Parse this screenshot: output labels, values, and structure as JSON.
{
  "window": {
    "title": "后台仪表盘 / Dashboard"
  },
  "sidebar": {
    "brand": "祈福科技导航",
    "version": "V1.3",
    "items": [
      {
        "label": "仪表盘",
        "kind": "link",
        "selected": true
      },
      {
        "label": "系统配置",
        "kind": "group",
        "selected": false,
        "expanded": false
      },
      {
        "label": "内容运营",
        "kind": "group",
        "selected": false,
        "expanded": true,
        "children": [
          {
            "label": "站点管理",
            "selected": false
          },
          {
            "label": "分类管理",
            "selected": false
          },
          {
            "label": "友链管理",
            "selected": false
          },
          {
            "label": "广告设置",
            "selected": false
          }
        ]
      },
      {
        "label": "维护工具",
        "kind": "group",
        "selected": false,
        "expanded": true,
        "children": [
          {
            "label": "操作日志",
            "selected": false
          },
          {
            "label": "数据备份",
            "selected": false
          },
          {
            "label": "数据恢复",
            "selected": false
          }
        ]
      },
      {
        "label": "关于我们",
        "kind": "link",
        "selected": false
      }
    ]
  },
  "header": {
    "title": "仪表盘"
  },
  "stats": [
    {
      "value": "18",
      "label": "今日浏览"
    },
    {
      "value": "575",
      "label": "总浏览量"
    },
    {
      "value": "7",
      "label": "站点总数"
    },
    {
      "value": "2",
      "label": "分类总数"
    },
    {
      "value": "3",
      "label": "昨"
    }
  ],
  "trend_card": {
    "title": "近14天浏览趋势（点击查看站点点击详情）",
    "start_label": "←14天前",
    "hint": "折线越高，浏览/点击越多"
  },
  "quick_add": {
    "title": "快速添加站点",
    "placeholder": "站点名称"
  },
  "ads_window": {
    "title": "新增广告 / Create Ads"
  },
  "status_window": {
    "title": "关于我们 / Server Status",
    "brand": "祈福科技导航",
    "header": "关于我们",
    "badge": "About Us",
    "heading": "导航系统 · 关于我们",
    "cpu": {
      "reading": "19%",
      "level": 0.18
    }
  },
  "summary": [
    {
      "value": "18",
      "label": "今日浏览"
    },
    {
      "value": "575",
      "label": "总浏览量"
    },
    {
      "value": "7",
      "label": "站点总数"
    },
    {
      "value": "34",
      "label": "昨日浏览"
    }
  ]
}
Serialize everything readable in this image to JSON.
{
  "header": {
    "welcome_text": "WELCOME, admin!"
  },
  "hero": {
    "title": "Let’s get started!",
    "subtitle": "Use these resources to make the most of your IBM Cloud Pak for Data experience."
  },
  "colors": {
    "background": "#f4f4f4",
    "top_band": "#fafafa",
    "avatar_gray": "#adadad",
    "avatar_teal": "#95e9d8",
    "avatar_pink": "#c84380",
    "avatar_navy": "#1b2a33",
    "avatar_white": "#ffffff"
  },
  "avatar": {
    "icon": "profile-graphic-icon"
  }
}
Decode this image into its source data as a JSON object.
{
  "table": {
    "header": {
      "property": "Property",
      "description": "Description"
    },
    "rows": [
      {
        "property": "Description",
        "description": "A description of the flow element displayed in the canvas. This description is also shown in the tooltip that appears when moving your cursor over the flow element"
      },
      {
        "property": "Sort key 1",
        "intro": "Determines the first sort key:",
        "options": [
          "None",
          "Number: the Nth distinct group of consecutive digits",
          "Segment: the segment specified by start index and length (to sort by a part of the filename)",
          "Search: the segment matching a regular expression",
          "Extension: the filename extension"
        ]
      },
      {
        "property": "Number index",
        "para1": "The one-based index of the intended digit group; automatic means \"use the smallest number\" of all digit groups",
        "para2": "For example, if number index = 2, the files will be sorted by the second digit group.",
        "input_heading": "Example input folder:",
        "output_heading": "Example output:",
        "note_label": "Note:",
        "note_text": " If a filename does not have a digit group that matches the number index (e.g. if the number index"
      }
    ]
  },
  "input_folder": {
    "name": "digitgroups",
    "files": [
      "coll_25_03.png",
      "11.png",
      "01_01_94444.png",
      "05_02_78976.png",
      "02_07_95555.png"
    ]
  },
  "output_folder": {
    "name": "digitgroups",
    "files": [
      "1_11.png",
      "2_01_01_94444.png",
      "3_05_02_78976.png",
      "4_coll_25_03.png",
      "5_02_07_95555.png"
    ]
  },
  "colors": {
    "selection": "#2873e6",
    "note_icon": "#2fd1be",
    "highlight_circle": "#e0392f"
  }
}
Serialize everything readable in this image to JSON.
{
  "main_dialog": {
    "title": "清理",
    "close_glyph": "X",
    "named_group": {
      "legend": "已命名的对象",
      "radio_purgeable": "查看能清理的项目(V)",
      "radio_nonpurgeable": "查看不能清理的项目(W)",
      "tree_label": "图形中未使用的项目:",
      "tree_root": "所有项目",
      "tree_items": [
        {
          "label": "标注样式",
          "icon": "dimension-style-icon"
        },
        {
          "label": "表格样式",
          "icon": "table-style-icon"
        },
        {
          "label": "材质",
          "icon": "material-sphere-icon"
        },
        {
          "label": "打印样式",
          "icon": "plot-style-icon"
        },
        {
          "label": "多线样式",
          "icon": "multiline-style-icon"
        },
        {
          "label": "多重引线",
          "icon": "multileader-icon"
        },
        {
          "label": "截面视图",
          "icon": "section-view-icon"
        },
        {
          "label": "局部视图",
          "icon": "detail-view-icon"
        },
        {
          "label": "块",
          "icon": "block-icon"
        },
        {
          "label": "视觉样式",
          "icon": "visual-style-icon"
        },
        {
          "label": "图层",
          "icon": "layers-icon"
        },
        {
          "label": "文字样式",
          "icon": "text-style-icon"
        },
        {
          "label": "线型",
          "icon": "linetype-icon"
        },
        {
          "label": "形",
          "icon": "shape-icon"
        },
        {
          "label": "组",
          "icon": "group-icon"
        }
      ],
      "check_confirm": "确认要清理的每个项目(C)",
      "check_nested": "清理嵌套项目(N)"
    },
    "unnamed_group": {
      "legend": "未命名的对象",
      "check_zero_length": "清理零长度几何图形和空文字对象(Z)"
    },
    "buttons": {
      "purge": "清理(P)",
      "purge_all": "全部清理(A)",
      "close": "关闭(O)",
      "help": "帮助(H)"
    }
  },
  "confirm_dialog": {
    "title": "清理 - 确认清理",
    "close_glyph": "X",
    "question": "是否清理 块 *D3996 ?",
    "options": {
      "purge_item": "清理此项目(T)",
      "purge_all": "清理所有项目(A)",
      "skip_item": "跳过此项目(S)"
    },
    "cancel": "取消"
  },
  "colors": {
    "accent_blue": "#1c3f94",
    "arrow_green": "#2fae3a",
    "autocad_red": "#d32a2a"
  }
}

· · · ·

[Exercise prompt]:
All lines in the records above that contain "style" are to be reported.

[Answer below]:
          "icon": "dimension-style-icon"
          "icon": "table-style-icon"
          "icon": "plot-style-icon"
          "icon": "multiline-style-icon"
          "icon": "visual-style-icon"
          "icon": "text-style-icon"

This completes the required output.